    Google YouTubeSome articles have YouTube videos embedded in them. (Privacy Policy)
    VimeoSome articles have Vimeo videos embedded in them. (Privacy Policy)
    PaypalThis is used for a registered author who enrolls in the HubPages Earnings program and requests to be paid via PayPal. No data is shared with Paypal unless you engage with this feature. (Privacy Policy)
    Facebook LoginYou can use this to streamline signing up for, or signing in to your Hubpages account. No data is shared with Facebook unless you engage with this feature. (Privacy Policy)
    MavenThis supports the Maven widget and search functionality. (Privacy Policy)
    Marketing
    Google AdSenseThis is an ad network. (Privacy Policy)
    Google DoubleClickGoogle provides ad serving technology and runs an ad network. (Privacy Policy)
    Index ExchangeThis is an ad network. (Privacy Policy)
    SovrnThis is an ad network. (Privacy Policy)
    Facebook AdsThis is an ad network. (Privacy Policy)
    Amazon Unified Ad MarketplaceThis is an ad network. (Privacy Policy)
    AppNexusThis is an ad network. (Privacy Policy)
    OpenxThis is an ad network. (Privacy Policy)
    Rubicon ProjectThis is an ad network. (Privacy Policy)
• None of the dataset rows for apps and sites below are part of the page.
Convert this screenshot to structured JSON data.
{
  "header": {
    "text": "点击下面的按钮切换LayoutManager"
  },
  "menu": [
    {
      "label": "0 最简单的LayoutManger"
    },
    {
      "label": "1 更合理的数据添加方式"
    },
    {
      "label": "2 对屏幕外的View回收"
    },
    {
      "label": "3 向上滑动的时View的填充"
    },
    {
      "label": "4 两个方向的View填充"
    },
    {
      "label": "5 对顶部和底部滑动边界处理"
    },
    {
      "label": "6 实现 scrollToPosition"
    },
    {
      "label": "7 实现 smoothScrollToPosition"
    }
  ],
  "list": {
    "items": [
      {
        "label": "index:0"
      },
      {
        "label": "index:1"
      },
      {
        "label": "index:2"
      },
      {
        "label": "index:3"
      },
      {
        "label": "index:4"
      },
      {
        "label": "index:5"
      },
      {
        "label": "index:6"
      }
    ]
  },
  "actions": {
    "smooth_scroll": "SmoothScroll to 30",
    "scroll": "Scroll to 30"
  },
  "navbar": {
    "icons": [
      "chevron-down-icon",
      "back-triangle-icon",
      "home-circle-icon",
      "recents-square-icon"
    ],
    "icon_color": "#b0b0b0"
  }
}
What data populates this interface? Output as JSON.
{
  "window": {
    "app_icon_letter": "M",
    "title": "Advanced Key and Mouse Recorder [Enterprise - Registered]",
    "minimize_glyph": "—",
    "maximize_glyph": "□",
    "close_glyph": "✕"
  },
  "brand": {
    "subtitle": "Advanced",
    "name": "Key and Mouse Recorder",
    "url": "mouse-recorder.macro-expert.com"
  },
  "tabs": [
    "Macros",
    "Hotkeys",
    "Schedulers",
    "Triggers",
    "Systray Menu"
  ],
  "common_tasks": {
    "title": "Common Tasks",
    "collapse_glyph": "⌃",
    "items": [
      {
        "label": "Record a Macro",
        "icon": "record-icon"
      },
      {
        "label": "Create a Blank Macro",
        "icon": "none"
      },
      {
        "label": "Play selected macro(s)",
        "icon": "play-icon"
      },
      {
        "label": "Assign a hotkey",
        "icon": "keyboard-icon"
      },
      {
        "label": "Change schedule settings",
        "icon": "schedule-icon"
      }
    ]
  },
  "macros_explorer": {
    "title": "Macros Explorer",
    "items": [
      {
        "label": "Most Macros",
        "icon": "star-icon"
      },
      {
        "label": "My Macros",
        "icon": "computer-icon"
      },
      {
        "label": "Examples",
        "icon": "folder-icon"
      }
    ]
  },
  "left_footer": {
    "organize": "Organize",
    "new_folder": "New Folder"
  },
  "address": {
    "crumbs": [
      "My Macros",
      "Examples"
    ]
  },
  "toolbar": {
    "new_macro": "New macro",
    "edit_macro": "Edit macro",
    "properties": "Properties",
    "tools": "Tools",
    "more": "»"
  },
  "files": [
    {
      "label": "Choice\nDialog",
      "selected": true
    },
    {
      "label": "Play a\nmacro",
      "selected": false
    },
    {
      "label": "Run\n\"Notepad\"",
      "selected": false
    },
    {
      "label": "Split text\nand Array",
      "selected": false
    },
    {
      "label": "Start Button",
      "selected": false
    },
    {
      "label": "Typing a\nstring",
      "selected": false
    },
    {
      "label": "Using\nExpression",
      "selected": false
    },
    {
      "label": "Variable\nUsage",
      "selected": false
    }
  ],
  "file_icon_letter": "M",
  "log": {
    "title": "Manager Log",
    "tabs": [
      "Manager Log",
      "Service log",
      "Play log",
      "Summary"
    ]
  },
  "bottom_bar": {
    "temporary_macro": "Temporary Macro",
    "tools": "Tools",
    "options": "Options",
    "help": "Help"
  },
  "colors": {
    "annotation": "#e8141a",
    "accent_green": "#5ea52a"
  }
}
    TripleLiftThis is an ad network. (Privacy Policy)
    Say MediaWe partner with Say Media to deliver ad campaigns on our sites. (Privacy Policy)
    Remarketing PixelsWe may use remarketing pixels from advertising networks such as Google AdWords, Bing Ads, and Facebook in order to advertise the HubPages Service to people that have visited our sites.
    Conversion Tracking PixelsWe may use conversion tracking pixels from advertising networks such as Google AdWords, Bing Ads, and Facebook in order to identify when an advertisement has successfully resulted in the desired action, such as signing up for the HubPages Service or publishing an article on the HubPages Service.
    Statistics
    Author Google AnalyticsThis is used to provide traffic data and reports to the authors of articles on the HubPages Service. (Privacy Policy)
    ComscoreComScore is a media measurement and analytics company providing marketing data and analytics to enterprises, media and advertising agencies, and publishers. Non-consent will result in ComScore only processing obfuscated personal data. (Privacy Policy)
    Amazon Tracking PixelSome articles display amazon products as part of the Amazon Affiliate program, this pixel provides traffic statistics for those products (Privacy Policy)
    ClickscoThis is a data management platform studying reader behavior (Privacy Policy)